» Exercise: Write each entry again exactly as shown, but without the images it holds.

» Given records:

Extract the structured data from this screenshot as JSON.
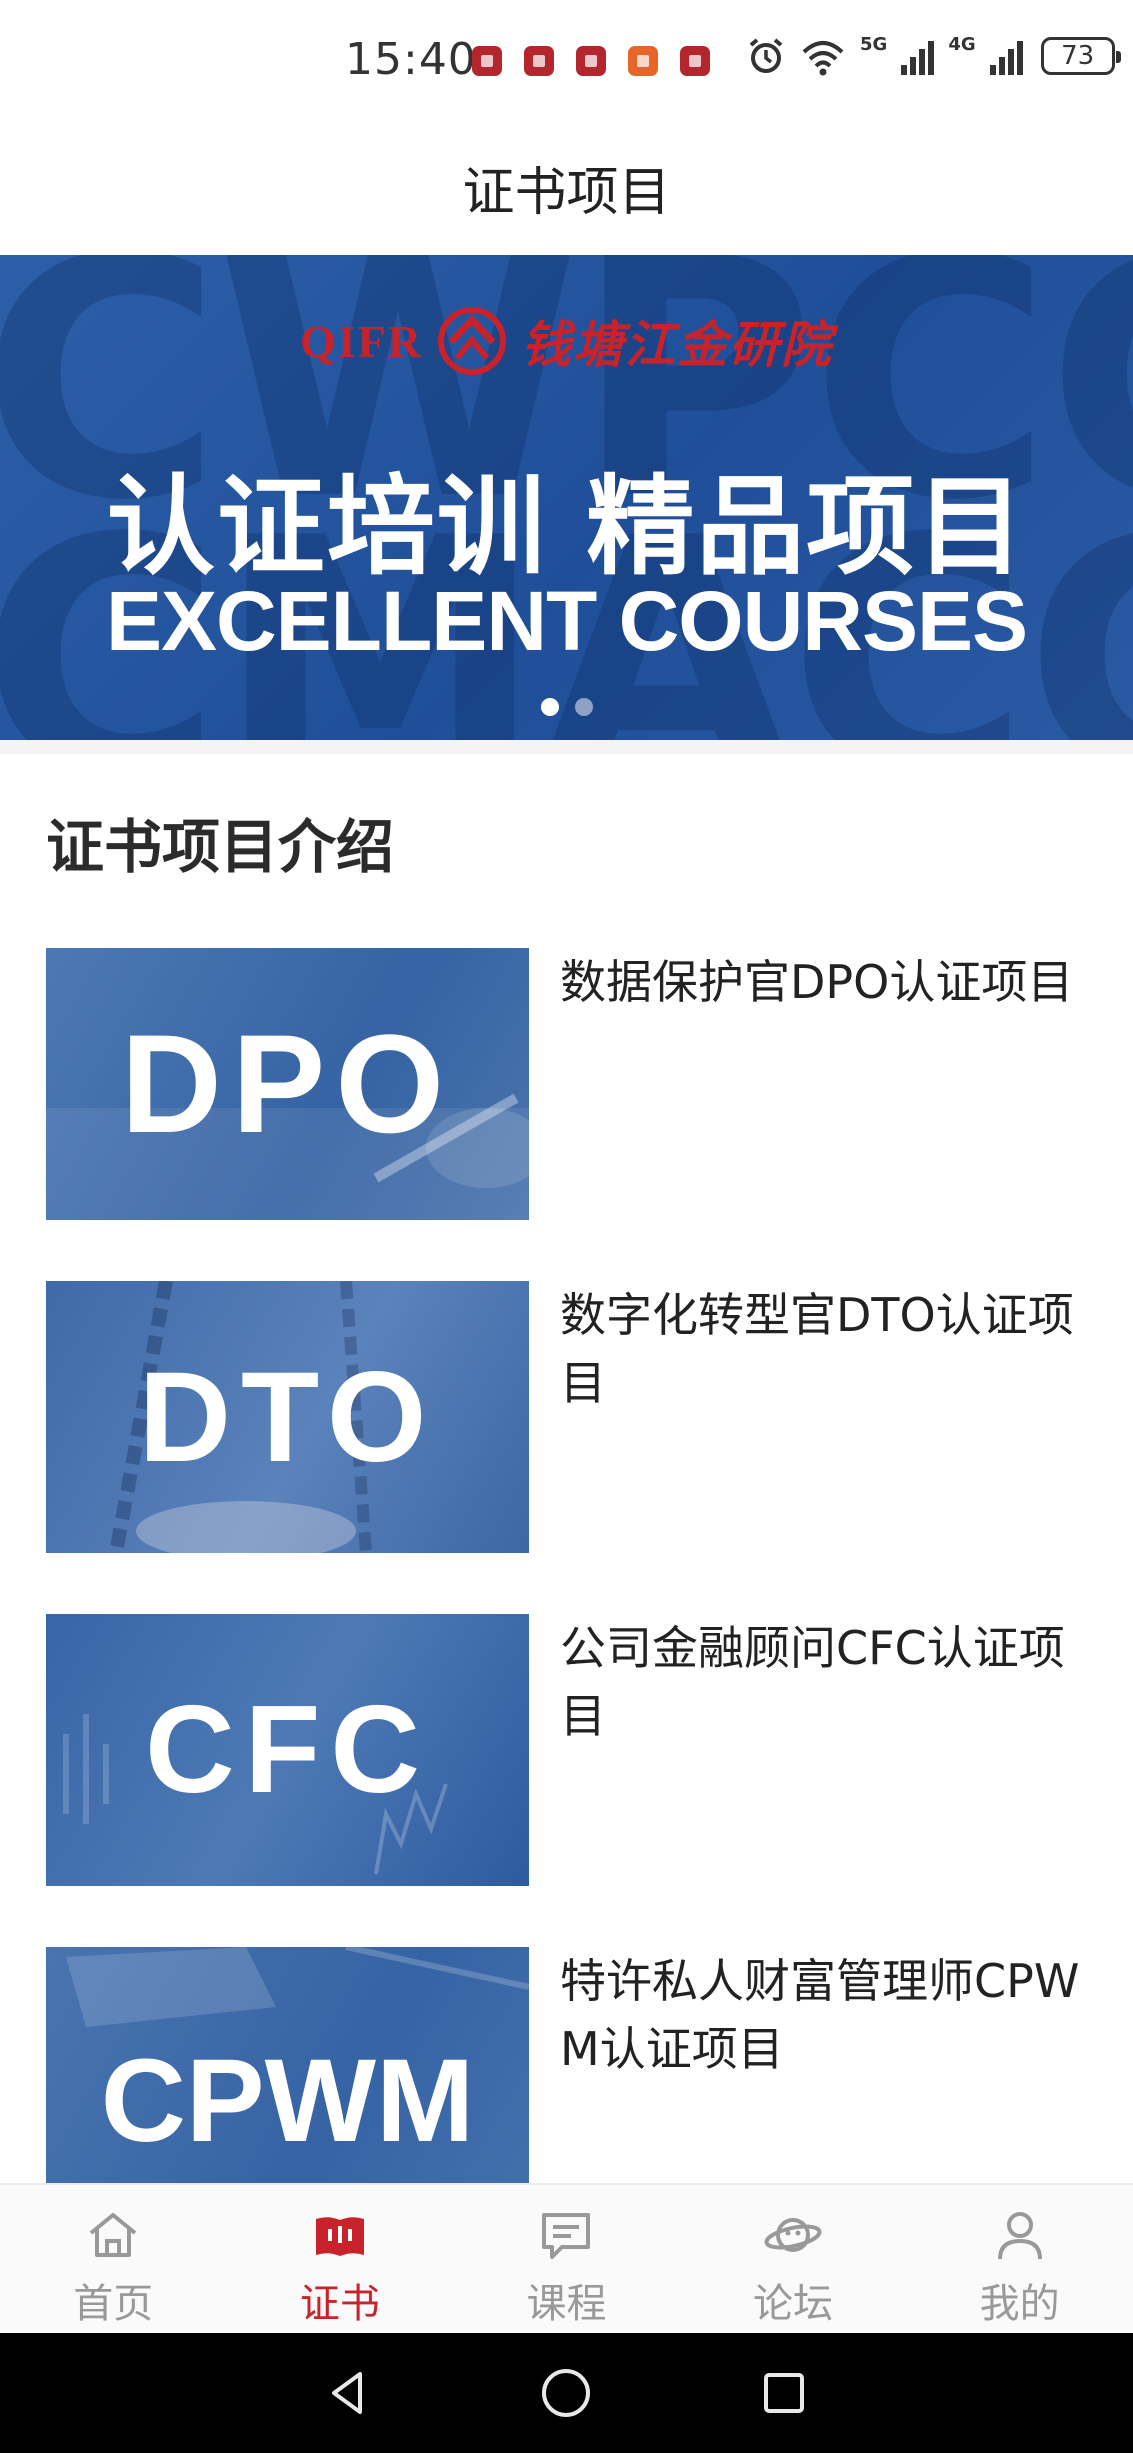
{
  "status_bar": {
    "time": "15:40",
    "network_5g": "5G",
    "network_4g": "4G",
    "battery": "73",
    "notification_icons": [
      "app-notification-icon",
      "app-notification-icon",
      "app-notification-icon",
      "app-notification-icon",
      "app-notification-icon"
    ]
  },
  "header": {
    "title": "证书项目"
  },
  "banner": {
    "logo_latin": "QIFR",
    "logo_cn": "钱塘江金研院",
    "background_letters_top": "CWPCCM",
    "background_letters_bottom": "CMACC",
    "title_cn": "认证培训 精品项目",
    "title_en": "EXCELLENT COURSES",
    "slide_count": 2,
    "active_slide": 0,
    "colors": {
      "background": "#2555a0",
      "logo_red": "#c8222a"
    }
  },
  "section": {
    "title": "证书项目介绍"
  },
  "courses": [
    {
      "thumb_text": "DPO",
      "name": "数据保护官DPO认证项目"
    },
    {
      "thumb_text": "DTO",
      "name": "数字化转型官DTO认证项目"
    },
    {
      "thumb_text": "CFC",
      "name": "公司金融顾问CFC认证项目"
    },
    {
      "thumb_text": "CPWM",
      "name": "特许私人财富管理师CPWM认证项目"
    }
  ],
  "tab_bar": {
    "active_index": 1,
    "active_color": "#c8222a",
    "tabs": [
      {
        "label": "首页",
        "icon": "home-icon"
      },
      {
        "label": "证书",
        "icon": "certificate-book-icon"
      },
      {
        "label": "课程",
        "icon": "course-message-icon"
      },
      {
        "label": "论坛",
        "icon": "forum-planet-icon"
      },
      {
        "label": "我的",
        "icon": "profile-person-icon"
      }
    ]
  },
  "nav_bar": {
    "buttons": [
      "back-icon",
      "home-circle-icon",
      "recents-square-icon"
    ]
  }
}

» Written reply:
Extract the structured data from this screenshot as JSON.
{
  "status_bar": {
    "time": "15:40",
    "network_5g": "5G",
    "network_4g": "4G",
    "battery": "73",
    "notification_icons": [
      "app-notification-icon",
      "app-notification-icon",
      "app-notification-icon",
      "app-notification-icon",
      "app-notification-icon"
    ]
  },
  "header": {
    "title": "证书项目"
  },
  "banner": {
    "logo_latin": "QIFR",
    "logo_cn": "钱塘江金研院",
    "background_letters_top": "CWPCCM",
    "background_letters_bottom": "CMACC",
    "title_cn": "认证培训 精品项目",
    "title_en": "EXCELLENT COURSES",
    "slide_count": 2,
    "active_slide": 0,
    "colors": {
      "background": "#2555a0",
      "logo_red": "#c8222a"
    }
  },
  "section": {
    "title": "证书项目介绍"
  },
  "courses": [
    {
      "thumb_text": "DPO",
      "name": "数据保护官DPO认证项目"
    },
    {
      "thumb_text": "DTO",
      "name": "数字化转型官DTO认证项目"
    },
    {
      "thumb_text": "CFC",
      "name": "公司金融顾问CFC认证项目"
    },
    {
      "thumb_text": "CPWM",
      "name": "特许私人财富管理师CPWM认证项目"
    }
  ],
  "tab_bar": {
    "active_index": 1,
    "active_color": "#c8222a",
    "tabs": [
      {
        "label": "首页",
        "icon": "home-icon"
      },
      {
        "label": "证书",
        "icon": "certificate-book-icon"
      },
      {
        "label": "课程",
        "icon": "course-message-icon"
      },
      {
        "label": "论坛",
        "icon": "forum-planet-icon"
      },
      {
        "label": "我的",
        "icon": "profile-person-icon"
      }
    ]
  },
  "nav_bar": {
    "buttons": [
      "back-icon",
      "home-circle-icon",
      "recents-square-icon"
    ]
  }
}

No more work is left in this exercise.